The project, which began in 2012, updates risk insights obtained from work done more than 30 years ago, according to the NRC. The project examines a reference site with two large pressurized water reactors and associated spent fuel. It builds on Level 1 (possible reactor core damage scenarios) and Level 2 (possible radioactive material release scenarios) analyses to estimate potential health effects and economic impacts.
September 10, 2021, 8:22AMUpdated December 31, 2021, 7:15AMNuclear News
In March 1972, Stephen Hanauer, a technical advisor with the Atomic Energy Commission, met with Norman Rasmussen, a nuclear engineering professor at the Massachusetts Institute of Technology. The AEC had recruited Rasmussen to develop a report, The Reactor Safety Study (WASH-1400), to estimate the probabilities and consequences of a major nuclear power plant accident. With thousands of safety components in a modern reactor, the task was mind-boggling. Rasmussen proposed a novel approach based on more powerful computers, “fault tree” methodology, and an expanding body of operational data. By calculating and aggregating probabilities for innumerable failure chains of components, he believed he could develop a meaningful estimate of overall accident risk. WASH-1400 would be a first-of-its-kind probabilistic risk assessment (PRA).

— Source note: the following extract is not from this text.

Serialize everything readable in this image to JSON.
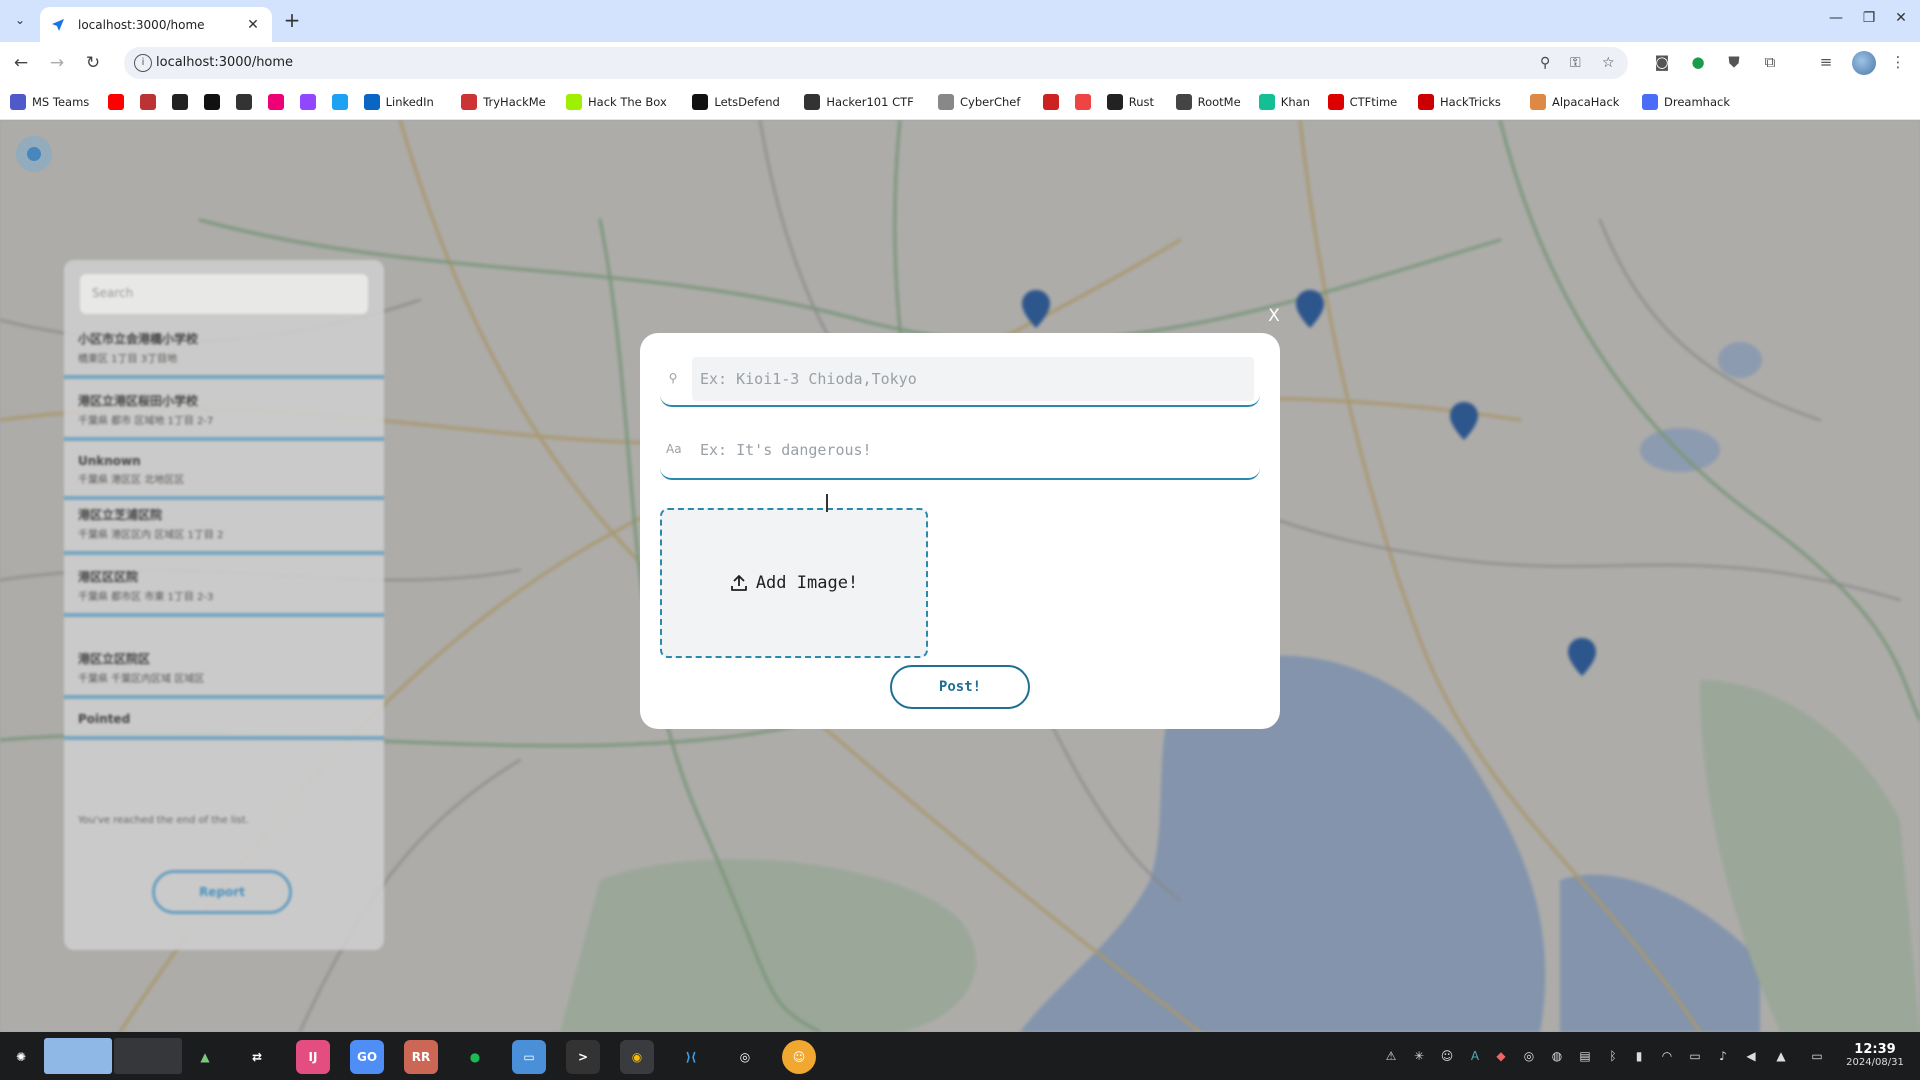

September 24, 2021, 3:32PMNuclear News
Probabilistic risk assessment is a systematic methodology for evaluating risks associated with a complex engineered technology such as nuclear energy. PRA risk is defined in terms of possible detrimental outcomes of an activity or action, and as such, risk is characterized by three quantities: what can go wrong, the likelihood of the problem, and the resulting consequences of the problem.

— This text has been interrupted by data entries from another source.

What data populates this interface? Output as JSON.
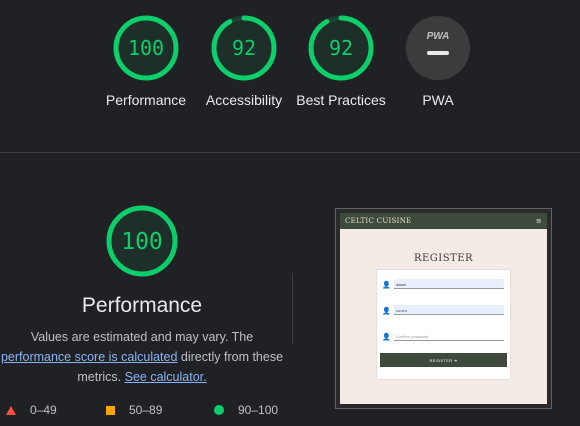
{
  "scores": [
    {
      "label": "Performance",
      "value": "100",
      "fraction": 1.0
    },
    {
      "label": "Accessibility",
      "value": "92",
      "fraction": 0.92
    },
    {
      "label": "Best Practices",
      "value": "92",
      "fraction": 0.92
    },
    {
      "label": "PWA",
      "value": "",
      "badge": "PWA"
    }
  ],
  "performance": {
    "value": "100",
    "fraction": 1.0,
    "title": "Performance",
    "desc_before": "Values are estimated and may vary. The ",
    "desc_link1": "performance score is calculated",
    "desc_middle": " directly from these metrics. ",
    "desc_link2": "See calculator."
  },
  "legend": [
    {
      "range": "0–49",
      "shape": "triangle",
      "color": "#ff4e42"
    },
    {
      "range": "50–89",
      "shape": "square",
      "color": "#ffa400"
    },
    {
      "range": "90–100",
      "shape": "circle",
      "color": "#0cce6b"
    }
  ],
  "screenshot": {
    "brand": "CELTIC CUISINE",
    "menu_icon": "≡",
    "heading": "REGISTER",
    "field1_value": "adam",
    "field2_value": "••••••••",
    "field3_placeholder": "Confirm password",
    "button": "REGISTER ➜"
  },
  "colors": {
    "pass": "#0cce6b",
    "average": "#ffa400",
    "fail": "#ff4e42",
    "background": "#202124"
  }
}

Matthew Denman is principal engineer for reliability engineering at Kairos Power and the chair of the American Nuclear Society and American Society of Mechanical Engineers Joint Committee on Nuclear Risk Management’s Subcommittee of Standards Development. As a college student at the University of Florida, Denman took a course on PRA but didn’t enjoy it, because he did not see its connection to the nuclear power industry. Later, during his Ph.D. study at the Massachusetts Institute of Technology, his advisor was Neil Todreas, a well-known thermal hydraulics expert. Todreas was working on a project with George Apostolakis, who would leave MIT to become a commissioner of the Nuclear Regulatory Commission. The project, “Risk Informing the Design of the Sodium-Cooled Fast Reactor,” was a multi-university effort funded through a Department of Energy Nuclear Energy Research Initiative (NERI) grant. Todreas and Apostolakis were joined in this project by a who’s who of nuclear academia, including Andy Kadak (MIT, ANS past president [1999–2000]), Mike Driscoll (MIT), Mike Golay (MIT), Mike Lineberry (Idaho State University, former ANS treasurer), Rich Denning (Ohio State University), and Tunc Aldemir (Ohio State University).
September 17, 2021, 3:01PMNuclear News
Probabilistic risk assessments (PRAs) have advanced the safe operation of the U.S. reactor fleet over many decades. Risk insights from PRAs have provided information from many different perspectives, from what is most important to maintain at a facility to a better understanding of how to address new information regarding safety issues. The methods and tools that have supported the creation and enhancement of PRA models were established through multiple decades of research, starting with WASH-1400, The Reactor Safety Study,1 published in 1975, through the comprehensive plant-specific models in use today.
February 9, 2021, 7:03AMNuclear News
ANSI/ASME/ANS RA-S-1.4-2021, “Probabilistic Risk Assessment Standard for Advanced Non-Light Water Reactor Nuclear Power Plants,” has just been issued. Approved by the American National Standards Institute (ANSI) on January 28, 2021, this joint American Society of Mechanical Engineers (ASME)/American Nuclear Society (ANS) standard sets forth requirements for probabilistic risk assessments (PRAs) used to support risk-informed decisions for commercial nuclear power plants and prescribes a method for applying these requirements for specific applications.
ANSI/ANS-RA-S-1.4-2021 and its preview are available in the ANS Standards Store.